→ **Interface dataset entries**
• • •

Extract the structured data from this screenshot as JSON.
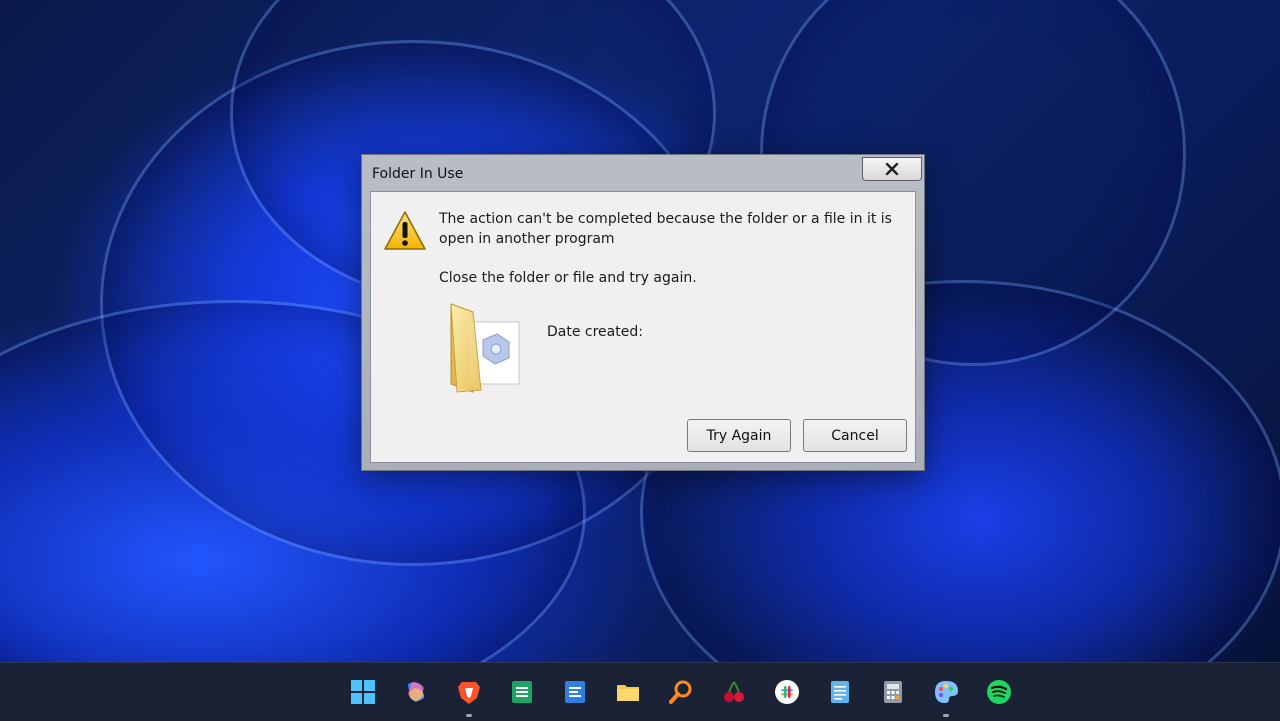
{
  "dialog": {
    "title": "Folder In Use",
    "message": "The action can't be completed because the folder or a file in it is open in another program",
    "instruction": "Close the folder or file and try again.",
    "date_created_label": "Date created:",
    "buttons": {
      "try_again": "Try Again",
      "cancel": "Cancel"
    },
    "icons": {
      "close": "close-icon",
      "warning": "warning-icon",
      "folder": "folder-icon"
    }
  },
  "taskbar": {
    "icons": [
      {
        "name": "windows-start-icon",
        "running": false
      },
      {
        "name": "copilot-icon",
        "running": false
      },
      {
        "name": "brave-browser-icon",
        "running": true
      },
      {
        "name": "spreadsheet-app-icon",
        "running": false
      },
      {
        "name": "document-app-icon",
        "running": false
      },
      {
        "name": "file-explorer-icon",
        "running": false
      },
      {
        "name": "search-magnifier-icon",
        "running": false
      },
      {
        "name": "cherry-app-icon",
        "running": false
      },
      {
        "name": "slack-icon",
        "running": false
      },
      {
        "name": "notepad-icon",
        "running": false
      },
      {
        "name": "calculator-icon",
        "running": false
      },
      {
        "name": "paint-icon",
        "running": true
      },
      {
        "name": "spotify-icon",
        "running": false
      }
    ]
  },
  "colors": {
    "wallpaper_blue": "#1f4dff",
    "taskbar_bg": "#1c2235",
    "dialog_client_bg": "#f0f0f0"
  }
}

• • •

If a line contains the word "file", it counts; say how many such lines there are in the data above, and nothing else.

3